Everybody finds themselves in the dungeon from time to time. It’s that place where you feel like progress is impossible or meaningless, like you’ve gone too far in a wrong direction, or that there’s no such thing as the right direction. It’s so weird, because it feels like the same place no matter where you are. Sometimes, just being a person gets you down. The stresses of parenthood, the anxiety of being single, the Sisyphean task of making/spending money, the frustrations of work, feeling stuck at a job you hate, feeling like important tasks are undone, and dealing with other people. All of these together can make you feel like just getting out of bed is a chore. How do I escape? Here’s my get out of the dungeon plan, in the form of questions, when everything comes together to make me feel staying in bed all day:

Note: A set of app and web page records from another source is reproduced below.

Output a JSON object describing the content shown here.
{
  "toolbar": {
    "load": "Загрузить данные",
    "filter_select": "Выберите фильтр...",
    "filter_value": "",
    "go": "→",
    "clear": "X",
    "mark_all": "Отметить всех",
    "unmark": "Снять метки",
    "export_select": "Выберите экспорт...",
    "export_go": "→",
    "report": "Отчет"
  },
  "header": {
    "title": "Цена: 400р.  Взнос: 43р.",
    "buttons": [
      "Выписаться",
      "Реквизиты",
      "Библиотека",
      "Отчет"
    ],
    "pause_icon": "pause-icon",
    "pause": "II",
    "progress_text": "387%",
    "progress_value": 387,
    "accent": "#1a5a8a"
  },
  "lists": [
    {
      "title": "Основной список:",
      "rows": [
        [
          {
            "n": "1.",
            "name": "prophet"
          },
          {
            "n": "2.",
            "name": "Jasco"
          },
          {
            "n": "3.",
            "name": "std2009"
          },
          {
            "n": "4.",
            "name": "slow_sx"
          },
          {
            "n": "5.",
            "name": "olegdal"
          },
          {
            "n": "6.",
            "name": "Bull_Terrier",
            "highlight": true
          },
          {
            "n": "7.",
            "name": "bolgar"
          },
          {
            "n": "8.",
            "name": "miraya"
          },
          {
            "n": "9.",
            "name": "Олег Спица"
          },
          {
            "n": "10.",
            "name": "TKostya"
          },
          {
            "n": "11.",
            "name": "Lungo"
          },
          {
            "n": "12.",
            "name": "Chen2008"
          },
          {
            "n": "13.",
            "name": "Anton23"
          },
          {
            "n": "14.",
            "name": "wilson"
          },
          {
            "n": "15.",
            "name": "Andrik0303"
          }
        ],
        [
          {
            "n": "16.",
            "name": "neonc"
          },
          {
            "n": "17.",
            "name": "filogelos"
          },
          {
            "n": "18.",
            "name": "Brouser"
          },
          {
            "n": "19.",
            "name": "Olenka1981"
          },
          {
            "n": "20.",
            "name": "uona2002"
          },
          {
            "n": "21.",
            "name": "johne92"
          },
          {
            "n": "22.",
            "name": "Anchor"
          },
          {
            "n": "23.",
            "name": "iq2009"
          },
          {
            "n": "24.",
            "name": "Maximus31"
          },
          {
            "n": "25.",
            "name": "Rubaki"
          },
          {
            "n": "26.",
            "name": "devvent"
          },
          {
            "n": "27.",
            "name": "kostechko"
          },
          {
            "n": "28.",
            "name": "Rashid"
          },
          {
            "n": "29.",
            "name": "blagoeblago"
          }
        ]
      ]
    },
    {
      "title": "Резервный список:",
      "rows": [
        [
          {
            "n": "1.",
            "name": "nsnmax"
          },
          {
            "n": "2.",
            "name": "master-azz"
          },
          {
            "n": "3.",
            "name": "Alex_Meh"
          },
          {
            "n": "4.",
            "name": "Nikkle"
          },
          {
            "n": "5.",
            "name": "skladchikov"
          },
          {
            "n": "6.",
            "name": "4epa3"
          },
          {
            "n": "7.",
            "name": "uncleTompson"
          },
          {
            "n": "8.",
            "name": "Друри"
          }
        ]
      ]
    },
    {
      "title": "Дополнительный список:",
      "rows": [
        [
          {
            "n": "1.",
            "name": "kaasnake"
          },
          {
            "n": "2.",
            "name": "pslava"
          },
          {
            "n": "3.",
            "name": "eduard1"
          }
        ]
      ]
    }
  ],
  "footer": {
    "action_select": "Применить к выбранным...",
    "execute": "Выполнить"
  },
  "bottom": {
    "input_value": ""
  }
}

- Have I been to the gym more than twice in the past seven days?
For men, being strong helps you feel engaged in the world and gives you a sense of personal dominance over nature in a way that does not contradict nature. The weight room is a place where a man gains Marcus Aurelius’ mindset: “Our inward power, when it obeys nature, reacts to events by accommodating itself to what it faces…what is thrown atop the flame is absorbed, consumed by it – and makes it burn still higher. (M. Aurelius 4.1)” Being stronger is obviously useful for women, too.
- Do I engage in daily exercise (push-ups, squats, calf-raises, stretches, etc) upon waking?
There are a minimum of three exercises I try to do in the mornings, when I’m planning my life well, the list is longer and includes stretches and joint mobility exercises that vastly improve my arthritis pain. If I’m feeling down, I almost certainly stopped doing them days ago.
- What am I eating lately?
If I base my diet around meat, eggs, cheeses, and vegetables I’ll feel better. If I’m eating sweets, breads, and even too much fruit, I start to feel worse. My family tree has some diabetes, so I suspect that my body just isn’t meant for sweets more than one or two days a week.
- How am I managing my sleep?
If I’m sleeping 6-9 hours a night I’m feeling great. If I sleep 9 hours too many nights in a row, I start feeling more sleepy all day. But if I sleep less than 6, then I’m a wreck. Chances are, if I’m feeling down, I’m not managing my sleep well.
- Am I thinking about the past?
Sometimes I think a lot about elements of my past that went poorly and I just replay them over and over. This strategy literally does nothing to improve my lot. But when focus on improving the quality of my work, of my relationships, of my knowledge, and of my skill-base now, then I start to feel better. It’s funny how whether it’s inside or out, complaining does nobody any good unless we voice it in prayer.
- Am I obsessing over something I cannot change?
Many fantasize about a job they wish they had but don’t. If it’s changeable, change it. On the other hand, many have children for whom provision is necessary. Such parents cannot change their job, yet. So, they shouldn’t fantasize all day about where they aren’t (if they wish to feel good). In my case, because of the nature of my job, I’ll think myself into a funk by thinking about my job. As a teacher I want my students to choose well. It’s difficult to watch some of them choose poorly. But what I can change is the quality of my teaching, the content of my courses, and whether I teach in a manner that is pleasant for my students and myself. Others may do this to themselves with politics, economics, sports teams, and so-on.
- Am I taking my religious duties seriously?
When I’m regularly participating in leisure time centered around Bible study, actively putting Jesus’ words into practice at work, in my family life, and in how I spend my money, and when I’m participating in the life of the church I feel better. There is less moral incongruity. I feel connected to the foundation of reality.
- Am I keeping track of my blessings?
The old song says, “count your blessings…see what God has done.” People might think it’s cheesy or stupid, but they probably live their lives miserably. In the morning and before bed, when I think of specific blessings for which I am thankful, I feel better in between. Another step might be to declare the steadfast love of the Lord in the morning. Wake up and say, “Jesus loves me and gave himself up for me” or “God so loved the world that he have his only begotten son.” If you’re not a Christian or not religious, are you filling that psychological gap with something?
- What are my priorities?
When I make my main goals in life virtue, the well-being of my family, and my health, then I tend to function more joyfully. If I make my goals financial, task based, or too far into the future, then I get down.